Authors do two things: write books and mercilessly flog books. I got the chance to do the latter twice in the last week at two wildly different venues.
I started last Wednesday afternoon with the Ohio Writer’s Guild at Mozart’s Bakery. The place is large for a bakery, previously having been an oriental carpet store and a recording studio before that. We were given one of the larger halls that would have accommodated fifty to seventy five people. We were eight to ten authors and their significant authors. I had my film-maker friend Sheldon and Kit as my entourage.
We all sat, and sipped coffee or tea and stared at each other across the few tables set up with books. I was perhaps the second or third youngest author there. My novel of sex, magick and power tools certainly did not fit in with the multiple inspirational memoirs and family friendly books with poodles.
I think the only one who sold anything was the bakery.
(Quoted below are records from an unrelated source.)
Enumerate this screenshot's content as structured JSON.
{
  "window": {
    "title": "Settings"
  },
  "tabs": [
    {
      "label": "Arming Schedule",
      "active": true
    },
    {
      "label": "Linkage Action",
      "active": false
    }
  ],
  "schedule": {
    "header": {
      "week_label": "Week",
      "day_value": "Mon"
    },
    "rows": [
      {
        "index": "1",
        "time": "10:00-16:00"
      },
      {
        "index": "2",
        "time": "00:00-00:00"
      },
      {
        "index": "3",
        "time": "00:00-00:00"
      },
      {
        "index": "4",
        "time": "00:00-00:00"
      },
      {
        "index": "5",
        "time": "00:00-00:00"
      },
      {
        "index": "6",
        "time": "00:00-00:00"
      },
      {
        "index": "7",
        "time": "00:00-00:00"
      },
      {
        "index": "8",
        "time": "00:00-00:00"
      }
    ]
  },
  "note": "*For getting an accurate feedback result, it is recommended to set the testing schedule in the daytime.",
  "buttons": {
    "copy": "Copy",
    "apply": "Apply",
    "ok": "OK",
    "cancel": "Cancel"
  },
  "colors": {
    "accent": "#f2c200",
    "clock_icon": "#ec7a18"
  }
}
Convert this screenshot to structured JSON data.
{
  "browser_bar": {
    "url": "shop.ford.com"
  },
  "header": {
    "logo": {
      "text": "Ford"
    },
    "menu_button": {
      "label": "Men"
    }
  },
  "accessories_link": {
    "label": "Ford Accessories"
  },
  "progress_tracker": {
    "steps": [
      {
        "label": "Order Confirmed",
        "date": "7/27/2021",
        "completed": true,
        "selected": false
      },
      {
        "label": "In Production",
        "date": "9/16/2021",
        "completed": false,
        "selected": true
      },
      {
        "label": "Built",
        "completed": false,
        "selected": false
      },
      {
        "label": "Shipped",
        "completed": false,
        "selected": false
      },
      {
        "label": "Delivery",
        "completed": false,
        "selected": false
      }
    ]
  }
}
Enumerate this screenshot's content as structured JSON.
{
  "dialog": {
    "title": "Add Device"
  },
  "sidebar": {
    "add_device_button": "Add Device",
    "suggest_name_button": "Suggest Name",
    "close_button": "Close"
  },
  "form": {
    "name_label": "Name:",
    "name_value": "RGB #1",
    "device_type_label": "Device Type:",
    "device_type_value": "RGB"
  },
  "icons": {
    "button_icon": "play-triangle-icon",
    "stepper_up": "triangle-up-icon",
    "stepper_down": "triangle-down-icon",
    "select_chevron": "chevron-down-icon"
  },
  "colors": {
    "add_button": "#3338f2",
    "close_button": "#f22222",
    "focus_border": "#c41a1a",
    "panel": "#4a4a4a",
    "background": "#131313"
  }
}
Swinging over to the other pole, Kit and I spent last Saturday at the Printers Alley Lit Fest in downtown Chicago. The crowd with Post Mortem Press brought their best books and their “A” game to sell them. We had six authors Chris Larsen, Brian Dobbins, Cina Pelayo, Michael Matula, Max Booth II and the publishers Eric Beebe and Stephanie Kania-Beebe.
We were tucked beneath a tree on a sidewalk, situated between a vape store and the tent for the Mystery Writers Association. People who actual bought and read books paraded by in a steady stream.
Kit quickly demonstrated her sales technique refined in convention huckster rooms and our vintage/costume store:
“What kind of books do you like to read?”
It’s important to not give them a question they can answer “no” to like “Do you like horror books?” or “Do you like the weird stuff displayed before you on the table?”
Some answered, “I like all different kinds of books.” To that we could answer: “You’re in luck, these are some very different books.” A little probing and pressing finds the horror or mystery or non-fiction the reader needs.
If the potential buyer wasn’t overwhelmed with the beauty and quality of the product, Kit followed up with a second line of attack:
“We have the authors of the books here, and they’d be glad to sign their books for no extra charge.”
The authors would jockey for position, even offering to sign other people’s books. The buyer’s fate was sealed.
At the Lit fest, we picked up on Kit’s techniques quickly, selling each other’s books and outselling Post Mortem Press’s clearance bin.
As we experimented with new techniques, huckstering became street theater. I juggled to garner attention and Max made up a sign to pitch “Toxicity” along the lines of “I am poor and there is a big lizard in my backyard. Buy my book so I can feed it.”
One of the festival staffers approached me about “the weird guy” that was lurking near our table.
“Don’t worry, he’s with us,” I assured the staffer, “and it’s a weird book.”